The Ministry for Primary Industries has responded to negative press coverage in the United States after an announcement that small levels of dicyandiamide have been found in some dairy products in New Zealand.
MPI said New Zealand milk is safe to drink despite questions over the use of a fertiliser meant to help protect waterways from nitrate poisoning.
On Thursday it was announced use of fertilisers containing DCD would be suspended. The fertiliser is meant to help protect waterways from nitrate poisoning.
On Friday, the Wall Street Journal described DCD as a toxic substance and questioned whether New Zealand milk was safe to drink.
But MPI director-general Wayne McNee said the amount of small DCD residues found posed no food safety risk.
"DCD is not melamine. It is a different chemical and has none of the toxicity that melamine has," he said in a statement.
Residues were found only in some milk powder products and not in products such as butter and cheese.
DCD is found in eco-n and DCn which are produced by Ravensdown and Ballance. It is used on 500 dairy farms, where it is applied twice a year. It helps prevent nitrogen leaching into waterways and reducing nitrous oxide gas emissions.

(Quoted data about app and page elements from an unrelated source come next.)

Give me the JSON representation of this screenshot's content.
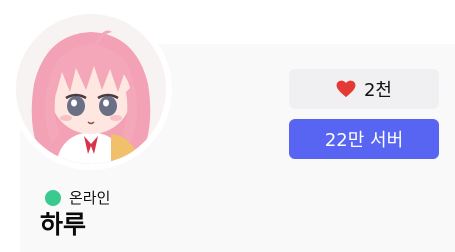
{
  "profile": {
    "status": {
      "text": "온라인",
      "color": "#3ac98f"
    },
    "username": "하루",
    "likes": {
      "count": "2천",
      "icon": "heart-icon",
      "icon_color": "#e53935"
    },
    "servers_button": {
      "label": "22만 서버",
      "color": "#5865f2"
    },
    "avatar": {
      "description_icon": "anime-avatar"
    }
  }
}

"Now that its use has been suspended, it is not possible that any New Zealand dairy produce currently in production will have DCD residues in it," Mr McNee said.
DCD fertiliser use was suspended because international dairy customers expect New Zealand products to be residue-free, he said.
AAP reports the chemical became an issue after the US Food & Drug Administration added it to a list of substances to be tested for. However, an international standard is yet to be agreed for DCD.